On a positive note I sat back and watched the NYC Marathon in the afternoon. It was thoroughly enjoyable and nail biting to watch Paula Radcliffe battle it out with Geta Wami for the women's title and Martin Lel take the Men's title in similar fashion. I have been reading Paula's autobiography over the last few days (full of highs and lows - as with most of our own modest running careers) The title is "My Story So Far". Obviously the story is far from over as she heads into the Beijing Olympics as one of the best women's marathoners of all time.
Sun - 4 miles in 31:09 (HR @ 148)
Mile 1 in 08:00 (139 HR)
Mile 2 in 07:52 (144 HR)
Mile 3 in 07:56 (151 HR)
Mile 4 in 07:21 (161 HR)
The higher than normal HR shows recovery is ongoing. RHR this morning was 43, down from 46 on wednesday.

Friday, 2 November 2007

Last Marathon Post

The photos are finally out. I wore a bandanna as a sweat band but took it off after 2 miles. I put it on again at mile 16 as the sun came out - I probably should have left it off as it may have contributed to overheating towards the end. I was not kidding when I said that I stopped dead in front of the finish line, that is why there is so many finishing shots of me. It looks like I was reluctant to cross the line. What you can't see is the total body trauma going on underneath.

My final thought on my total breakdown at the end is that it may have been partly be due to lack of fuel (carbs) as opposed to dehydration because after crossing the finish line I had a huge craving for sugary and salty foods, sending Adrian to the shop for snickers, mars bars and potato chips - I had no real thirst. I certainly would have taken on more carbs during the run had Adrian not lost me between miles 8 and 21. By the time he gave me my second drink it was probably too late in terms of fueling for the race as I was 45 minutes from the finish and already beginning to suffer.
While I had a positive split of about 8 minutes I was not the only one to fade in the second half. A guy dressed as superman, who passed me at the start line, was reduced to walking when I passed him just after the 20 mile mark. Being beaten by superman would have been the final insult. My fellow club runner, Laurence Courtney, who was 4 seconds behind me at the half way mark came in in 3:37:12 (clock time) - 15 minutes after me. However there also were those that improved their time over the second half. One guy in particular, who crossed the halfway mark 17 seconds after me finished in a time of 3:09:02 (beating me by 13 minutes) - I want to be that guy. Certainly if I had headed out at a more conservative pace I would have felt better in the last few miles and would have had a better chance of coming in under 3:20.
Finally I would like to thank all those of you out there who offered me words of encouragement and advice throughout my training and who's running blogs offered an insight into your training/running lives giving me food for thought as to how things should (and should not) be done when it comes to training for a marathon or indeed any other distance.
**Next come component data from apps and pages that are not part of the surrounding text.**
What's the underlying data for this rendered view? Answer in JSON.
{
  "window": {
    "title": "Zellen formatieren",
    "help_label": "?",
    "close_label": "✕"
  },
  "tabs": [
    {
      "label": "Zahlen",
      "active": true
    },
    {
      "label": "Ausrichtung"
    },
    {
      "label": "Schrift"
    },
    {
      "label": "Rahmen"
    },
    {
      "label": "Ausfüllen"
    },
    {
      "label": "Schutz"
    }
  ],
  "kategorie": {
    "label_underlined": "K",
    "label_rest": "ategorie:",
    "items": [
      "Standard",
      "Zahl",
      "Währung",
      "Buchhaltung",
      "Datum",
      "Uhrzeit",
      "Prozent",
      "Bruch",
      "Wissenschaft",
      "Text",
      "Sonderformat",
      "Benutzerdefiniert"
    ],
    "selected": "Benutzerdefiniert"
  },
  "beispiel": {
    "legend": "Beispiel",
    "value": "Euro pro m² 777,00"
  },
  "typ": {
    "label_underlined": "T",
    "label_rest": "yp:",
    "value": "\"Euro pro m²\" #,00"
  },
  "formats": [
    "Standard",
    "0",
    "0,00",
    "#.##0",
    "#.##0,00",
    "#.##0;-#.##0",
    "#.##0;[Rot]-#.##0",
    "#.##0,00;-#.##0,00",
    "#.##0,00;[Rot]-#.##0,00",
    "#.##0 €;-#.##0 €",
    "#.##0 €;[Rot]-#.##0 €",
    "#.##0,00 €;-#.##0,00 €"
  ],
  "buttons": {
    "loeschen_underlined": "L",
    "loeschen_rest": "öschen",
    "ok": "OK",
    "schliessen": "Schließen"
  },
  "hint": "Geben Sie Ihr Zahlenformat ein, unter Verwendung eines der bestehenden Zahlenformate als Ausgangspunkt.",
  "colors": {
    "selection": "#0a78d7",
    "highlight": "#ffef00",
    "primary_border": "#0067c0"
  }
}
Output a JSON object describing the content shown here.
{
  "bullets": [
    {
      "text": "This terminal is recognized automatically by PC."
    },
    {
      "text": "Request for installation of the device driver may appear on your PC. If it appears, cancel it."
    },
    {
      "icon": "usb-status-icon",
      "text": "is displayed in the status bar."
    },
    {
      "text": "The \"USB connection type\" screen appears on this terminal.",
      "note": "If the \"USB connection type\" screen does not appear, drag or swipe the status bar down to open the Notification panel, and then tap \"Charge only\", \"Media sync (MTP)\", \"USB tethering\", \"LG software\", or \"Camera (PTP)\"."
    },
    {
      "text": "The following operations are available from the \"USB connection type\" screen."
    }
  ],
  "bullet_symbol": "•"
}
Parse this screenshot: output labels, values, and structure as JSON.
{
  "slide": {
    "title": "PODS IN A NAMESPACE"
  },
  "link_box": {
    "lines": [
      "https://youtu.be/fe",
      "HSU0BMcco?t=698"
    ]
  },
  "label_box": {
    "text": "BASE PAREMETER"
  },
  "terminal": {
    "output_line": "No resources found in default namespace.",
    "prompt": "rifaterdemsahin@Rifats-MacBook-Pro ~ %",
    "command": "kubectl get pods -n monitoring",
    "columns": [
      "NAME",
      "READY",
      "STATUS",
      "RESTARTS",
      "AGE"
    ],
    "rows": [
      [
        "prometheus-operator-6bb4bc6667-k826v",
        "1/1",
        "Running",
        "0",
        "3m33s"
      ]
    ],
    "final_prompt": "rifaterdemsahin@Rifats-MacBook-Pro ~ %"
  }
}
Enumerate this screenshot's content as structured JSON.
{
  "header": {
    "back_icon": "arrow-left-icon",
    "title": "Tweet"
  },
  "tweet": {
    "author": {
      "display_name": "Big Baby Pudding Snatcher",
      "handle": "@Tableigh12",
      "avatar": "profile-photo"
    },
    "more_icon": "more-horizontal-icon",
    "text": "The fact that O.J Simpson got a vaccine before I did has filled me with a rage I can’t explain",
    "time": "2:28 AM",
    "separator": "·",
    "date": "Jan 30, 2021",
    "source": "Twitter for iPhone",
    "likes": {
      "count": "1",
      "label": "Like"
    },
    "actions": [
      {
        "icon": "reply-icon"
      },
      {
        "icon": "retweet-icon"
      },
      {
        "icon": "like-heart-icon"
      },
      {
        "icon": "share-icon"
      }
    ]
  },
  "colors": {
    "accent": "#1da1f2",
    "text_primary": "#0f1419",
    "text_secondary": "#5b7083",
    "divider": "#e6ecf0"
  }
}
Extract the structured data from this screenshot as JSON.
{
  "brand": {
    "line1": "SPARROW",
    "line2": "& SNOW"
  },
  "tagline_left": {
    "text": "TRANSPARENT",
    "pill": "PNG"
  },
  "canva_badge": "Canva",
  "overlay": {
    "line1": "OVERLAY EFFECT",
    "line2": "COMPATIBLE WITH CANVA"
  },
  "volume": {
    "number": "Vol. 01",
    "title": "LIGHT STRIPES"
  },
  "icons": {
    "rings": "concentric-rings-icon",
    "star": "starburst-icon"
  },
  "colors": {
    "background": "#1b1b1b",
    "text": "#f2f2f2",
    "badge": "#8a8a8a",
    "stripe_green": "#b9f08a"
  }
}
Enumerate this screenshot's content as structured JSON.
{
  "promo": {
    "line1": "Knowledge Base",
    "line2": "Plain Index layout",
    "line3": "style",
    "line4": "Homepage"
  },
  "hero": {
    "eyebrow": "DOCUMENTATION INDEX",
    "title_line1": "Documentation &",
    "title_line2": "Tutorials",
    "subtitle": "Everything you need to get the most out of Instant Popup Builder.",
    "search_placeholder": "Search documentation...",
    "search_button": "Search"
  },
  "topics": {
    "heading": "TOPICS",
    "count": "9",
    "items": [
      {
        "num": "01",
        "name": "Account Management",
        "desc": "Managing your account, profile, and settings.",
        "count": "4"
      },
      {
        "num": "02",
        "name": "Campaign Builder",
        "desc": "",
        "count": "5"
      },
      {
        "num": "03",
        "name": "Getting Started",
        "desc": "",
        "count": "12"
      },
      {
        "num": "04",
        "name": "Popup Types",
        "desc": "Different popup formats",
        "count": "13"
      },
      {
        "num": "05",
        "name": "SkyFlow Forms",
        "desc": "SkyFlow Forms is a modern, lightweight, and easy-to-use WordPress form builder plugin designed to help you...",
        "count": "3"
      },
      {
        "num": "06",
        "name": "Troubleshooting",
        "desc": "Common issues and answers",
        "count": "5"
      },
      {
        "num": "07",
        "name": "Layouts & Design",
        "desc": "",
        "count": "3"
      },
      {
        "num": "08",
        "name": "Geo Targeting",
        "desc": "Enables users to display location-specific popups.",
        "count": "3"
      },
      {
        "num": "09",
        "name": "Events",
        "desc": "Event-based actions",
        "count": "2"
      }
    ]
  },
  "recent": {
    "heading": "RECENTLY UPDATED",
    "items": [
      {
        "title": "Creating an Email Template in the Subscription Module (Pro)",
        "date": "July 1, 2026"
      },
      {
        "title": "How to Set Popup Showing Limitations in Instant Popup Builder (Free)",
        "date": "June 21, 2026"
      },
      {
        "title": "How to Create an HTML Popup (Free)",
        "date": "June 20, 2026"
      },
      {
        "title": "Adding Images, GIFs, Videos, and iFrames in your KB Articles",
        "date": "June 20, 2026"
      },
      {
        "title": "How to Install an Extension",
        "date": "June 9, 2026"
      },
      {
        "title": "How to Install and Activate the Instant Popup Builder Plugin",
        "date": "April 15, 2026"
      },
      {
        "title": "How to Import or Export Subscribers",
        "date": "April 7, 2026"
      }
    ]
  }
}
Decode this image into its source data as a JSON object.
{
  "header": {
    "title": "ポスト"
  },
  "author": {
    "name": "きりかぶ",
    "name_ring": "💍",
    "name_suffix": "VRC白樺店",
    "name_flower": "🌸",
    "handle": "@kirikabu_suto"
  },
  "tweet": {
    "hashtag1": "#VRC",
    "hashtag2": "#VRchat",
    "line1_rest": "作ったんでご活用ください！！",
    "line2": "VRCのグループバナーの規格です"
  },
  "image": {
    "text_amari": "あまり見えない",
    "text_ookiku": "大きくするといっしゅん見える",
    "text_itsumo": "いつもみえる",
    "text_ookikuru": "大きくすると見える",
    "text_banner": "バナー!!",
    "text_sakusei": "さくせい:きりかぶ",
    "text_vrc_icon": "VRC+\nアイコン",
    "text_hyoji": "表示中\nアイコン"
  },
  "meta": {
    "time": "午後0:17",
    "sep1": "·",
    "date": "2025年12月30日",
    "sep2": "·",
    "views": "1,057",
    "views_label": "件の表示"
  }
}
I certainly have been encouraged by the warmth and generosity I have seen out there in the running blogsphere since I began posting in July and despite the misgivings some may have as to the perils of the Internet I believe that ,on balance, it is a very powerful communication tool that promotes peace, harmony and tolerance among the various communities and cultures that share this planet.

My aches and pains have given way to general aches and pains as a cold has taken hold of me over the last few days. I felt something coming on Sunday night with a sandpaper feeling in the back of my throat - glad it didn't affect me on Monday. With the cold it is difficult to gauge how well my recovery is going. However my resting heart rate was 146 on Wednesday morning and 144 yesterday morning - so at least it is coming down towards normal levels (low 140's/high 130's). My first recovery run will be delayed as I battle with this cold - i'm not complaining. There is a 4 mile race on Sunday that I may run in recovery mode.